Cyclohexane which has only one ring is named by adding a prefix cyclo to the original name of the alkane that represents the number of carbon atoms in the chain.

For example, a carbon ring with 3 carbon atoms and 6 hydrogen atoms is named cyclopropane.


No. of Carbon Atoms in the Ring

Alkane Name

Prefix

IUPAC Name of Cycloalkane

4

butane

cyclo

cyclobutane

6

hexane

cyclo

cyclohexane


The above nomenclature is done when only carbon and hydrogen are present in the compound.

When anyone substituent is attached to the carbon ring by replacing any one hydrogen then suffix and prefix are added according to the priority series of the functional group. Also, the position of the group is not mentioned.


No of Carbon Atoms in the Ring

Substituent Group

Prefix

Suffix

IUPAC Name of the Cycloalkane

6

-OH

-

ol

cyclohexanol

6

-Cl

Chloro

-

Chlorocyclohexane


When more than one substituents are present by replacing 2 hydrogen atoms than the position of the substituent group then the group of highest priority gets the lowest number. Also, alphabetical order is followed in case of the same priority group. For example, if two groups i.e ethyl and methyl group are present then the ethyl group gets the lower number.


Cycloalkane Properties

Their physical properties of cycloalkanes are similar to the properties of open chain alkanes. But cycloalkanes have a higher boiling point, melting point, and density. This is due to the high amount of London forces or dispersion forces. These high London forces are due to the close vicinity of carbon atoms in the ring structure.

The cycloalkanes are highly reactive as compared to the alkanes. This is because of the angle strain present in them due to the ring structure. 

FAQ (Frequently Asked Questions)

1. What are Aromatic Hydrocarbons?

Aromatic hydrocarbons are named aromatic because of the specific fragrance associated with them. There are cyclic hydrocarbons with few properties that make the aromatic and also exceptionally stable despite the presence of the ring structure. 


The Conditions for Aromaticity are-

  • Presence of ring

  • Presence of alternate double and single bonds and presence of resonance in the ring(delocalization of pi bonds)

  • Presence of 4n+2pi electrons

  • Presence of planarity

These are Huckle's rules of aromaticity. Any cyclic hydrocarbon having all the above conditions satisfied then is said to be aromatic. If anyone out of 4 conditions is lacking then the compound will be non-aromatic. Benzene is an aromatic compound.

2.Explain the Conformers of Cyclohexane.

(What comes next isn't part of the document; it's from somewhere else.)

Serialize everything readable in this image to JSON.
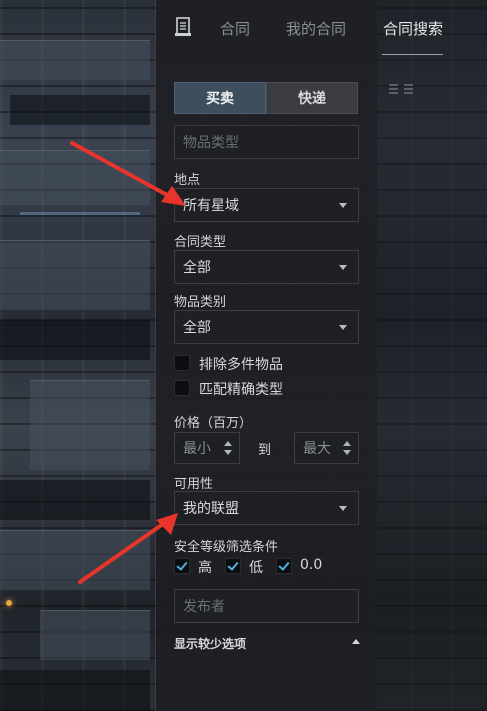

Cyclohexane is an example of cycloalkane with 6 carbons in its ring and 12 hydrogen atoms attached to the 6 carbons. Due to the rotation of carbon-carbon bonds cyclohexane can form many shapes and these are known as conformers. Every shape is different from one another and has different stability.


The conformers are-

  • Chair form - This is the most stable conformer. In this, the carbon 1 and carbon 4 are at trans position thus minimizing the strain providing stability.

  • Boat form- THis form is less stable and in this carbon 1 and carbon, 4 are on the same side. This increases the steric hindrance.

  • Half chair form - This form is of stability between chair form and boat form.